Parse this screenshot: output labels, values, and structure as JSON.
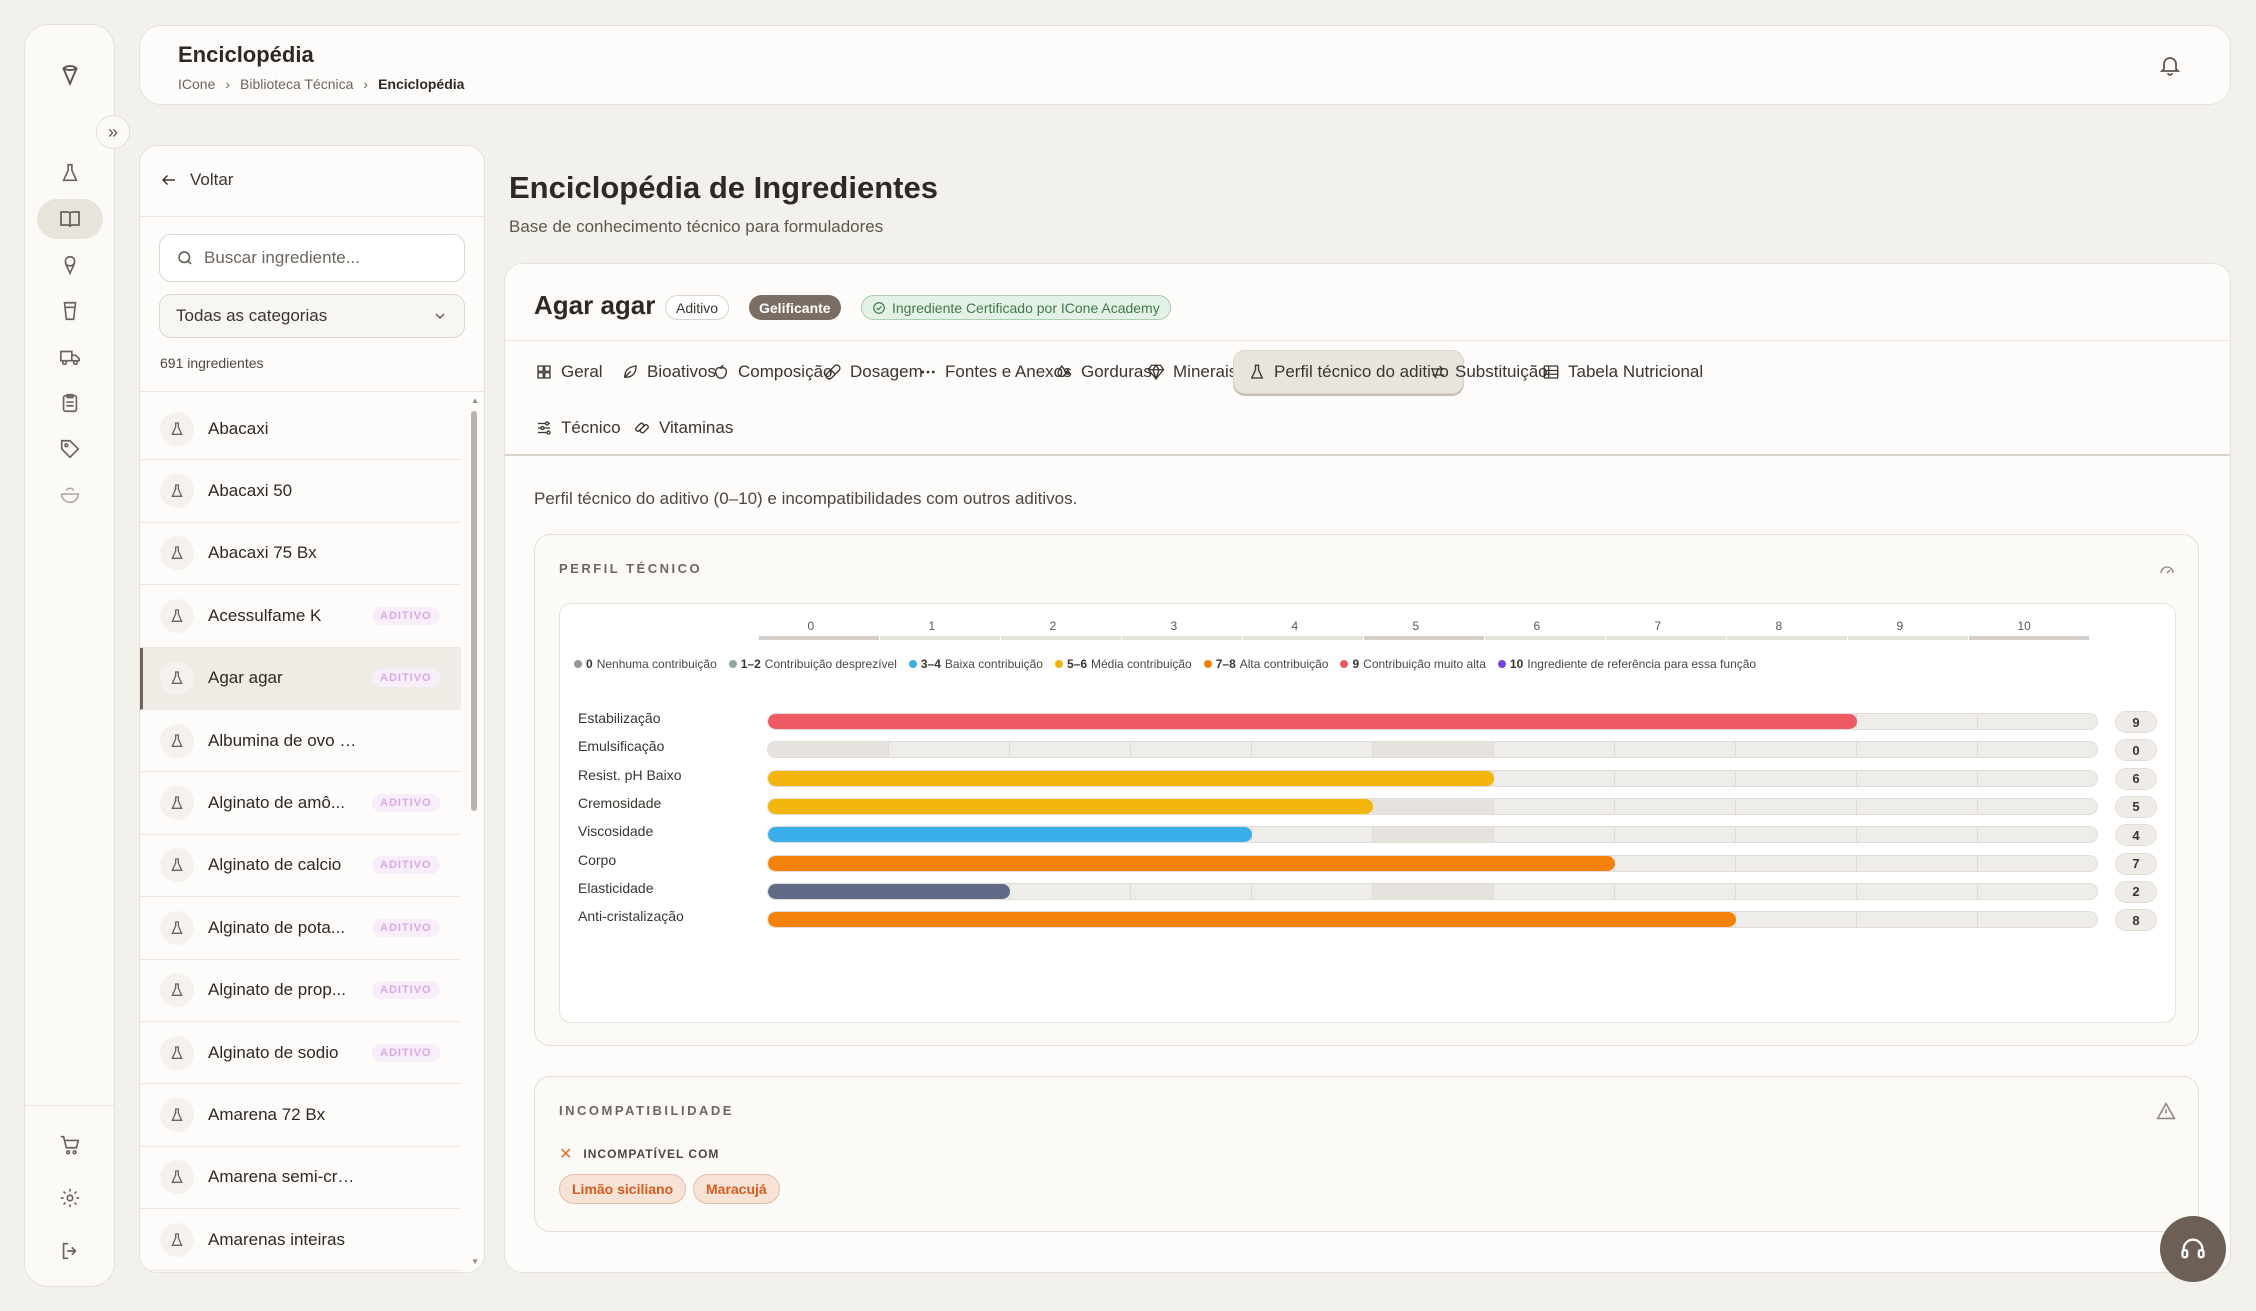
{
  "header": {
    "title": "Enciclopédia",
    "breadcrumbs": [
      "ICone",
      "Biblioteca Técnica",
      "Enciclopédia"
    ]
  },
  "sidebar": {
    "icons": [
      "logo-icon",
      "flask-icon",
      "book-icon",
      "ice-cream-icon",
      "cup-icon",
      "truck-icon",
      "clipboard-icon",
      "tag-icon",
      "bowl-icon",
      "cart-icon",
      "gear-icon",
      "logout-icon"
    ],
    "active_index": 2
  },
  "list_panel": {
    "back_label": "Voltar",
    "search_placeholder": "Buscar ingrediente...",
    "category_value": "Todas as categorias",
    "count_text": "691 ingredientes",
    "items": [
      {
        "name": "Abacaxi",
        "badge": ""
      },
      {
        "name": "Abacaxi 50",
        "badge": ""
      },
      {
        "name": "Abacaxi 75 Bx",
        "badge": ""
      },
      {
        "name": "Acessulfame K",
        "badge": "ADITIVO"
      },
      {
        "name": "Agar agar",
        "badge": "ADITIVO"
      },
      {
        "name": "Albumina de ovo desidratada",
        "badge": ""
      },
      {
        "name": "Alginato de amô...",
        "badge": "ADITIVO"
      },
      {
        "name": "Alginato de calcio",
        "badge": "ADITIVO"
      },
      {
        "name": "Alginato de pota...",
        "badge": "ADITIVO"
      },
      {
        "name": "Alginato de prop...",
        "badge": "ADITIVO"
      },
      {
        "name": "Alginato de sodio",
        "badge": "ADITIVO"
      },
      {
        "name": "Amarena 72 Bx",
        "badge": ""
      },
      {
        "name": "Amarena semi-cristalizada",
        "badge": ""
      },
      {
        "name": "Amarenas inteiras",
        "badge": ""
      }
    ],
    "selected_index": 4
  },
  "main": {
    "title": "Enciclopédia de Ingredientes",
    "subtitle": "Base de conhecimento técnico para formuladores",
    "ingredient": {
      "name": "Agar agar",
      "tags": [
        "Aditivo",
        "Gelificante",
        "Ingrediente Certificado por ICone Academy"
      ]
    },
    "tabs": [
      {
        "label": "Geral",
        "icon": "grid-icon"
      },
      {
        "label": "Bioativos",
        "icon": "leaf-icon"
      },
      {
        "label": "Composição",
        "icon": "apple-icon"
      },
      {
        "label": "Dosagem",
        "icon": "pill-icon"
      },
      {
        "label": "Fontes e Anexos",
        "icon": "dots-icon"
      },
      {
        "label": "Gorduras",
        "icon": "drops-icon"
      },
      {
        "label": "Minerais",
        "icon": "gem-icon"
      },
      {
        "label": "Perfil técnico do aditivo",
        "icon": "flask-icon"
      },
      {
        "label": "Substituição",
        "icon": "swap-icon"
      },
      {
        "label": "Tabela Nutricional",
        "icon": "table-icon"
      },
      {
        "label": "Técnico",
        "icon": "sliders-icon"
      },
      {
        "label": "Vitaminas",
        "icon": "capsule-icon"
      }
    ],
    "active_tab": 7,
    "description": "Perfil técnico do aditivo (0–10) e incompatibilidades com outros aditivos.",
    "profile_title": "PERFIL TÉCNICO",
    "incompat_title": "INCOMPATIBILIDADE",
    "incompat_heading": "INCOMPATÍVEL COM",
    "incompat_items": [
      "Limão siciliano",
      "Maracujá"
    ]
  },
  "chart_data": {
    "type": "bar",
    "orientation": "horizontal",
    "xlim": [
      0,
      10
    ],
    "scale_labels": [
      "0",
      "1",
      "2",
      "3",
      "4",
      "5",
      "6",
      "7",
      "8",
      "9",
      "10"
    ],
    "legend": [
      {
        "n": "0",
        "label": "Nenhuma contribuição",
        "color": "#9a958d"
      },
      {
        "n": "1–2",
        "label": "Contribuição desprezível",
        "color": "#8fa89a"
      },
      {
        "n": "3–4",
        "label": "Baixa contribuição",
        "color": "#3aaee8"
      },
      {
        "n": "5–6",
        "label": "Média contribuição",
        "color": "#f2b50c"
      },
      {
        "n": "7–8",
        "label": "Alta contribuição",
        "color": "#f5820a"
      },
      {
        "n": "9",
        "label": "Contribuição muito alta",
        "color": "#ee5a64"
      },
      {
        "n": "10",
        "label": "Ingrediente de referência para essa função",
        "color": "#7b3fe0"
      }
    ],
    "categories": [
      "Estabilização",
      "Emulsificação",
      "Resist. pH Baixo",
      "Cremosidade",
      "Viscosidade",
      "Corpo",
      "Elasticidade",
      "Anti-cristalização"
    ],
    "values": [
      9,
      0,
      6,
      5,
      4,
      7,
      2,
      8
    ],
    "colors": [
      "#ee5a64",
      "#cfcbc4",
      "#f2b50c",
      "#f2b50c",
      "#3aaee8",
      "#f5820a",
      "#5f6b86",
      "#f5820a"
    ]
  }
}
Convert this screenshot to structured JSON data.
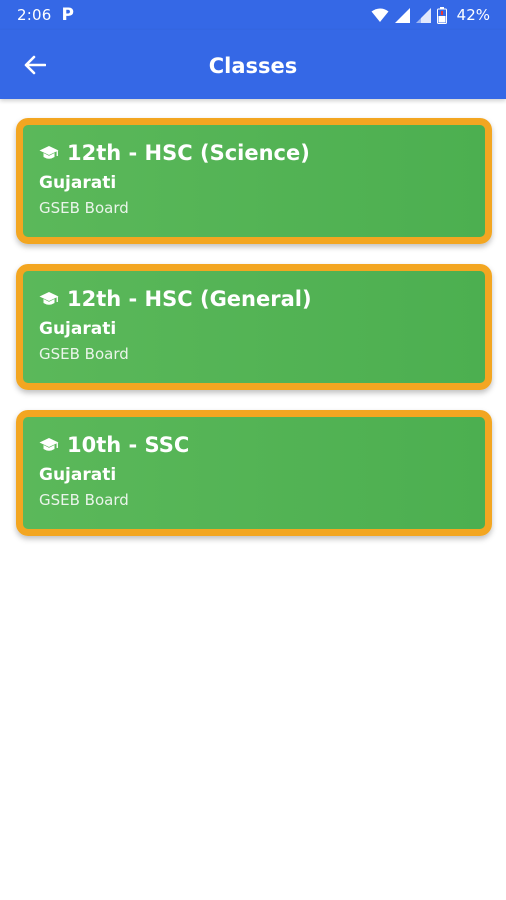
{
  "status_bar": {
    "time": "2:06",
    "app_icon": "P",
    "icons": [
      "wifi-icon",
      "signal-icon",
      "signal-icon",
      "battery-icon"
    ],
    "battery": "42%"
  },
  "app_bar": {
    "back_icon": "arrow-left-icon",
    "title": "Classes"
  },
  "classes": [
    {
      "icon": "graduation-cap-icon",
      "title": "12th - HSC (Science)",
      "language": "Gujarati",
      "board": "GSEB Board"
    },
    {
      "icon": "graduation-cap-icon",
      "title": "12th - HSC (General)",
      "language": "Gujarati",
      "board": "GSEB Board"
    },
    {
      "icon": "graduation-cap-icon",
      "title": "10th - SSC",
      "language": "Gujarati",
      "board": "GSEB Board"
    }
  ],
  "colors": {
    "primary": "#3568e6",
    "card_green": "#4caf50",
    "card_border": "#f3a621"
  }
}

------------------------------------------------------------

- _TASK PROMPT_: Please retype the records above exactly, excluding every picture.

- _RESPONSE TO THIS TASK_:
Parse this screenshot: output labels, values, and structure as JSON.
{
  "header": {
    "title": "Enciclopédia",
    "breadcrumbs": [
      "ICone",
      "Biblioteca Técnica",
      "Enciclopédia"
    ]
  },
  "sidebar": {
    "icons": [
      "logo-icon",
      "flask-icon",
      "book-icon",
      "ice-cream-icon",
      "cup-icon",
      "truck-icon",
      "clipboard-icon",
      "tag-icon",
      "bowl-icon",
      "cart-icon",
      "gear-icon",
      "logout-icon"
    ],
    "active_index": 2
  },
  "list_panel": {
    "back_label": "Voltar",
    "search_placeholder": "Buscar ingrediente...",
    "category_value": "Todas as categorias",
    "count_text": "691 ingredientes",
    "items": [
      {
        "name": "Abacaxi",
        "badge": ""
      },
      {
        "name": "Abacaxi 50",
        "badge": ""
      },
      {
        "name": "Abacaxi 75 Bx",
        "badge": ""
      },
      {
        "name": "Acessulfame K",
        "badge": "ADITIVO"
      },
      {
        "name": "Agar agar",
        "badge": "ADITIVO"
      },
      {
        "name": "Albumina de ovo desidratada",
        "badge": ""
      },
      {
        "name": "Alginato de amô...",
        "badge": "ADITIVO"
      },
      {
        "name": "Alginato de calcio",
        "badge": "ADITIVO"
      },
      {
        "name": "Alginato de pota...",
        "badge": "ADITIVO"
      },
      {
        "name": "Alginato de prop...",
        "badge": "ADITIVO"
      },
      {
        "name": "Alginato de sodio",
        "badge": "ADITIVO"
      },
      {
        "name": "Amarena 72 Bx",
        "badge": ""
      },
      {
        "name": "Amarena semi-cristalizada",
        "badge": ""
      },
      {
        "name": "Amarenas inteiras",
        "badge": ""
      }
    ],
    "selected_index": 4
  },
  "main": {
    "title": "Enciclopédia de Ingredientes",
    "subtitle": "Base de conhecimento técnico para formuladores",
    "ingredient": {
      "name": "Agar agar",
      "tags": [
        "Aditivo",
        "Gelificante",
        "Ingrediente Certificado por ICone Academy"
      ]
    },
    "tabs": [
      {
        "label": "Geral",
        "icon": "grid-icon"
      },
      {
        "label": "Bioativos",
        "icon": "leaf-icon"
      },
      {
        "label": "Composição",
        "icon": "apple-icon"
      },
      {
        "label": "Dosagem",
        "icon": "pill-icon"
      },
      {
        "label": "Fontes e Anexos",
        "icon": "dots-icon"
      },
      {
        "label": "Gorduras",
        "icon": "drops-icon"
      },
      {
        "label": "Minerais",
        "icon": "gem-icon"
      },
      {
        "label": "Perfil técnico do aditivo",
        "icon": "flask-icon"
      },
      {
        "label": "Substituição",
        "icon": "swap-icon"
      },
      {
        "label": "Tabela Nutricional",
        "icon": "table-icon"
      },
      {
        "label": "Técnico",
        "icon": "sliders-icon"
      },
      {
        "label": "Vitaminas",
        "icon": "capsule-icon"
      }
    ],
    "active_tab": 7,
    "description": "Perfil técnico do aditivo (0–10) e incompatibilidades com outros aditivos.",
    "profile_title": "PERFIL TÉCNICO",
    "incompat_title": "INCOMPATIBILIDADE",
    "incompat_heading": "INCOMPATÍVEL COM",
    "incompat_items": [
      "Limão siciliano",
      "Maracujá"
    ]
  },
  "chart_data": {
    "type": "bar",
    "orientation": "horizontal",
    "xlim": [
      0,
      10
    ],
    "scale_labels": [
      "0",
      "1",
      "2",
      "3",
      "4",
      "5",
      "6",
      "7",
      "8",
      "9",
      "10"
    ],
    "legend": [
      {
        "n": "0",
        "label": "Nenhuma contribuição",
        "color": "#9a958d"
      },
      {
        "n": "1–2",
        "label": "Contribuição desprezível",
        "color": "#8fa89a"
      },
      {
        "n": "3–4",
        "label": "Baixa contribuição",
        "color": "#3aaee8"
      },
      {
        "n": "5–6",
        "label": "Média contribuição",
        "color": "#f2b50c"
      },
      {
        "n": "7–8",
        "label": "Alta contribuição",
        "color": "#f5820a"
      },
      {
        "n": "9",
        "label": "Contribuição muito alta",
        "color": "#ee5a64"
      },
      {
        "n": "10",
        "label": "Ingrediente de referência para essa função",
        "color": "#7b3fe0"
      }
    ],
    "categories": [
      "Estabilização",
      "Emulsificação",
      "Resist. pH Baixo",
      "Cremosidade",
      "Viscosidade",
      "Corpo",
      "Elasticidade",
      "Anti-cristalização"
    ],
    "values": [
      9,
      0,
      6,
      5,
      4,
      7,
      2,
      8
    ],
    "colors": [
      "#ee5a64",
      "#cfcbc4",
      "#f2b50c",
      "#f2b50c",
      "#3aaee8",
      "#f5820a",
      "#5f6b86",
      "#f5820a"
    ]
  }
}
Convert this screenshot to structured JSON data.
{
  "status_bar": {
    "time": "2:06",
    "app_icon": "P",
    "icons": [
      "wifi-icon",
      "signal-icon",
      "signal-icon",
      "battery-icon"
    ],
    "battery": "42%"
  },
  "app_bar": {
    "back_icon": "arrow-left-icon",
    "title": "Classes"
  },
  "classes": [
    {
      "icon": "graduation-cap-icon",
      "title": "12th - HSC (Science)",
      "language": "Gujarati",
      "board": "GSEB Board"
    },
    {
      "icon": "graduation-cap-icon",
      "title": "12th - HSC (General)",
      "language": "Gujarati",
      "board": "GSEB Board"
    },
    {
      "icon": "graduation-cap-icon",
      "title": "10th - SSC",
      "language": "Gujarati",
      "board": "GSEB Board"
    }
  ],
  "colors": {
    "primary": "#3568e6",
    "card_green": "#4caf50",
    "card_border": "#f3a621"
  }
}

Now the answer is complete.